For years, MacDonald volunteered for Big Brothers Big Sisters, a non-profit child mentor program. Two summers ago, during a Wal-Mart run to buy his “little brother” shoes, he pondered: Why aren’t more people donating on cell phones?
MacDonald, then a University at Albany student, set out to start an app that would allow users to support specific community members through select charities. In pursuit of transparency, he envisioned the app to keep donors connected with donees.
“If I just gave $100 to a homeless person and they now have their own apartment and are doing well, that’s the kind of information I think is valuable to a donor,” he said.
This wasn’t his first dream app. Fascinated with mobile technology after Yik Yak launched two years prior, MacDonald was initially interested in developing an anonymous photo sharing app, Razly.
However, MacDonald faced two barriers with GivDapps: he knew little about nonprofits and marketing. Looking to build GivDapps, he would spend much of his time working to fill learning gaps.
At the time, GivDapps was failing to attract nonprofit partnerships. Nonprofits were hostile towards the app at first, fearing that they would lose money off of donations, MacDonald said. As a result, GivDapps’ rebranded their nonprofit outreach to highlight marketing and data collecting incentives.
“I was thinking in my head, ‘Of course nonprofits would be interested,’” he said. “And it turns out that I had to market myself very differently because they thought of me almost as competition.”
GivDapps began to make headway in January of last year, a result of the Blackstone Launchpad’s opening, MacDonald recalled. Prior to Blackstone, he mostly worked on GivDapps alone.
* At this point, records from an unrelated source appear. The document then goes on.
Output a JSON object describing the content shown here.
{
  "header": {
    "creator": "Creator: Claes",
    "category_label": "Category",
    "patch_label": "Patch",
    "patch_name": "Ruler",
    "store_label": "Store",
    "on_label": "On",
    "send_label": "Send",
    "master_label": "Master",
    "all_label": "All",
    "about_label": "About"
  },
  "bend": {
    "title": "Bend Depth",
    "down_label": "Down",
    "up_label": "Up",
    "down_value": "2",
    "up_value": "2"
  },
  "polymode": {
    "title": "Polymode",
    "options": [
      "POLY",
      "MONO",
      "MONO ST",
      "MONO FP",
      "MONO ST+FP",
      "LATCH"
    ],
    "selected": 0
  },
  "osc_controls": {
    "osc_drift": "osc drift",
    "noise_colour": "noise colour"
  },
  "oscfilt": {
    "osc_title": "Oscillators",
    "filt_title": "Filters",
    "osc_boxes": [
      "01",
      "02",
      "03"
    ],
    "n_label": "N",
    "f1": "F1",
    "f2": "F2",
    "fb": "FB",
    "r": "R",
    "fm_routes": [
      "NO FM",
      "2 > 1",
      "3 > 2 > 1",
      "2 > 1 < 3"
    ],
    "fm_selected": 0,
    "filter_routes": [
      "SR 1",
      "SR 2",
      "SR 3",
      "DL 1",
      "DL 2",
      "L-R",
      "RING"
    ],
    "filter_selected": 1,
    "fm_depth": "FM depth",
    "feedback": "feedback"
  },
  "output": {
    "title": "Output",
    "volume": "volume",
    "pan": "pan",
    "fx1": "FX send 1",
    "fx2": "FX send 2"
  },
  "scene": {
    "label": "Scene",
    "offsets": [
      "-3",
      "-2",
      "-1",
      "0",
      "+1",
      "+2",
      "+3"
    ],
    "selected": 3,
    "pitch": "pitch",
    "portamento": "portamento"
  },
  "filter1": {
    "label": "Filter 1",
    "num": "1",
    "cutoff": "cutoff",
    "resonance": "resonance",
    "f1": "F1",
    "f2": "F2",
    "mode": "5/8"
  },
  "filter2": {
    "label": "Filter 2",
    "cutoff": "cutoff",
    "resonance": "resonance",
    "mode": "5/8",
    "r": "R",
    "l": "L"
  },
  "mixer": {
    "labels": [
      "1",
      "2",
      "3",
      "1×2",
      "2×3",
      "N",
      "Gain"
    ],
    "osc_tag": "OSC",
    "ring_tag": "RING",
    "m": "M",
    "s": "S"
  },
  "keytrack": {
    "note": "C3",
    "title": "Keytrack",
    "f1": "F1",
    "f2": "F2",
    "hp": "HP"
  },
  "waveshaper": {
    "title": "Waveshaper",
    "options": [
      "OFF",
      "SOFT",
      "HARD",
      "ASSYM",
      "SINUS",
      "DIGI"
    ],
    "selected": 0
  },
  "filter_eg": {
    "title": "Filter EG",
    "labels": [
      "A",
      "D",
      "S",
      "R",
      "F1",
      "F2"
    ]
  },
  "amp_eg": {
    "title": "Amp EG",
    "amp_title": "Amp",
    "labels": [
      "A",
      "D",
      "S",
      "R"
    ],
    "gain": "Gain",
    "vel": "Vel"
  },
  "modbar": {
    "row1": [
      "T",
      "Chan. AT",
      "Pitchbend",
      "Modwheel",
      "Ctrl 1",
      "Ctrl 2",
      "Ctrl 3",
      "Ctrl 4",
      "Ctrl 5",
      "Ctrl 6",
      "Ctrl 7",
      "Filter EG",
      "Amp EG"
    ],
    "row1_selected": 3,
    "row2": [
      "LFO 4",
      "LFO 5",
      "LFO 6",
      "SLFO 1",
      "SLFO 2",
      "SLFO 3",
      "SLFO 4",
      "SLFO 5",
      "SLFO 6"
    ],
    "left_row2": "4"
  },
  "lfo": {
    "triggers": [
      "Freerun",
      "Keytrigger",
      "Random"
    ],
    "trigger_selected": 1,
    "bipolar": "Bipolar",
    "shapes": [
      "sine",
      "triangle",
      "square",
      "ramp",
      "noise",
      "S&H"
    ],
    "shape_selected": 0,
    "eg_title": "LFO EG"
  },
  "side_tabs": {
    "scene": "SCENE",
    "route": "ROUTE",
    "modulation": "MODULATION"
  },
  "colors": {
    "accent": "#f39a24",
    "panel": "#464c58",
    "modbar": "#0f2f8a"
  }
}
“The Blackstone thing kind of changed everything,” he said. “They brought together all of these minds that were just focused on what might be a good idea and what could be a bad idea.”
After Blackstone, MacDonald started running GivDapps out of a Troy office. At the time, GivDapps started to build its current list of partnerships (General Albany Fund, Four Mile Smile, and Joseph’s House).
Further ahead, MacDonald anticipates GivDapps to eventually expand to Schenectady and Saratoga Springs. With a greater reach, he plans to start marketing the app to fraternities and sororities across the Capital Region.
MacDonald has yet to profit off GivDapps. In an effort to make ends meet, he works for Ripe, a New York City-based restaurant app. Looking to meet goals, MacDonald works shifts back and forth between both start-ups as long as 12 hours.
“My intention is to really get this going,” he said. “Like I tell everybody on the team: I won’t get paid until everybody else gets paid.”